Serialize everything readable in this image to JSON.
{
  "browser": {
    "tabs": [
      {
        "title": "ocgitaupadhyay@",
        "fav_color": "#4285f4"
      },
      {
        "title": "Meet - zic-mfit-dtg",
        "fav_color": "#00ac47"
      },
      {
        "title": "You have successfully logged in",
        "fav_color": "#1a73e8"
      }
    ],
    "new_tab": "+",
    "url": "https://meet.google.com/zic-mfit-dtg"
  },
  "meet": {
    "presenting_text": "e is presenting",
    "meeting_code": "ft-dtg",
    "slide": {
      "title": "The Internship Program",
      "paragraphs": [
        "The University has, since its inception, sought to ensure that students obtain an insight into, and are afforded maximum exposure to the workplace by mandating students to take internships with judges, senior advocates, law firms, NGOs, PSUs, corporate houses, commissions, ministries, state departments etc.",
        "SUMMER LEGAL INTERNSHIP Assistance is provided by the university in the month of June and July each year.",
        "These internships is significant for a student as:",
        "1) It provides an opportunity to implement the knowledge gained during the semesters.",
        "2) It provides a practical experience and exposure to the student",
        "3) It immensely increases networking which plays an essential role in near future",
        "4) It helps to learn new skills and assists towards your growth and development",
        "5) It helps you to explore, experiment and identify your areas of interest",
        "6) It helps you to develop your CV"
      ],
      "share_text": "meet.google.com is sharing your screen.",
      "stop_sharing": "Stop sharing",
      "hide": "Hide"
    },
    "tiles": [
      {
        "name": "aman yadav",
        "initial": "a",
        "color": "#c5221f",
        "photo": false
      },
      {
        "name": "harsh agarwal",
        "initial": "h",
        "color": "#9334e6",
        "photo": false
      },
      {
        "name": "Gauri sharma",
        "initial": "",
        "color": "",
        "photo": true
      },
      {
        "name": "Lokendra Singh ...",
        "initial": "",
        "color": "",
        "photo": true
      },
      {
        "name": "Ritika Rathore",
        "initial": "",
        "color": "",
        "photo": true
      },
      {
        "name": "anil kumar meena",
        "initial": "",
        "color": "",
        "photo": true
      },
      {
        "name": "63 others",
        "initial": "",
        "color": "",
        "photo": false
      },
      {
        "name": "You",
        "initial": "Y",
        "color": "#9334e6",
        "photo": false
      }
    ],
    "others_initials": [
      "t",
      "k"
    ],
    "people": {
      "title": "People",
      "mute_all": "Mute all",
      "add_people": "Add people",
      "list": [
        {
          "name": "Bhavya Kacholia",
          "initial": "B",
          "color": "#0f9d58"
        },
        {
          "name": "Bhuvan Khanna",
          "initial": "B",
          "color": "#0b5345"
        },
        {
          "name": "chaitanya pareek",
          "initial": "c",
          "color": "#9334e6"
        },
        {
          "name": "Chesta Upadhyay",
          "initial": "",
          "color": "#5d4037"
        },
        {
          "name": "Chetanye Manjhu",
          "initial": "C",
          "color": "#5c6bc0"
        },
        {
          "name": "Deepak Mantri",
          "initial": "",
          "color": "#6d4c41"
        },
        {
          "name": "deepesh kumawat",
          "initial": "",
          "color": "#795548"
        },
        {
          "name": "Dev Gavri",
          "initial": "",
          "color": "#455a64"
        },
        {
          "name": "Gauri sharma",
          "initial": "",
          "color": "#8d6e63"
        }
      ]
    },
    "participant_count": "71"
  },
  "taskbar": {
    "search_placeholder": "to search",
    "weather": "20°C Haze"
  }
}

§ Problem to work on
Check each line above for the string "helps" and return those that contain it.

§ Response box
        "4) It helps to learn new skills and assists towards your growth and development",
        "5) It helps you to explore, experiment and identify your areas of interest",
        "6) It helps you to develop your CV"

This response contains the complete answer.